Stray from the beaten path on the Orbea Terra
Gravel bikes may be the latest trend in cycling but do they make sense along the Wasatch Front where true gravel rides are far and few between? The answer is yes. After taking out Orbea’s highly anticipated Terra on a ride that combined trail, dirt and gravel all within a short radius of Bonneville Shoreline and Emigration Canyon, I am sold.
We carry a number of great gravel bike options at the shop but the Orbea Terra piqued my interest. Yes, I have been a fan of the brand for a long time but this model in particular excites me. Orbea nailed the aesthetics of the frame which always is a plus. Additionally, the weight of the Terra frame and fork comes in lighter than most of the other gravel framesets. But ultimately it all boils down to ride quality. After taking out a demo bike for a solid ride, we are ready to add the Terra to the Littlefield quiver.

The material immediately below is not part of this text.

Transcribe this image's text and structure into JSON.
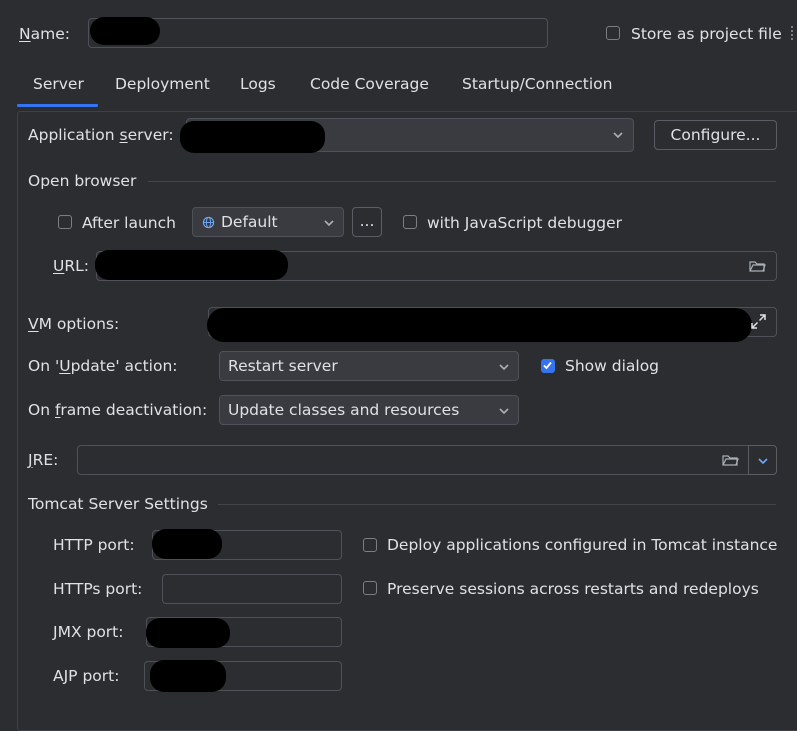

First, the geometry worked. More relaxed than my road bike but more aggressive than my mountain biked combined into a comfortable position for me to do a little bit of everything. Second, the bike handled solidly. The front end was nimble climbing and I was able to descend with confidence. Third, I was comfortable. Sure some of this is from geometry but it is also due to Orbea’s engineering of the carbon layup and molding of the frame. No I wasn’t as fast on a road descent and I wasn’t as quick through the switchbacks on the trail but who cares! When I can combine both into one ride, I’m happy. The only downside I found to the Terra was that the top tube was pretty beefy. Yes, there was a little bit of thigh rub. But hey, I guess that is a motivator for me to get out on the Terra even more.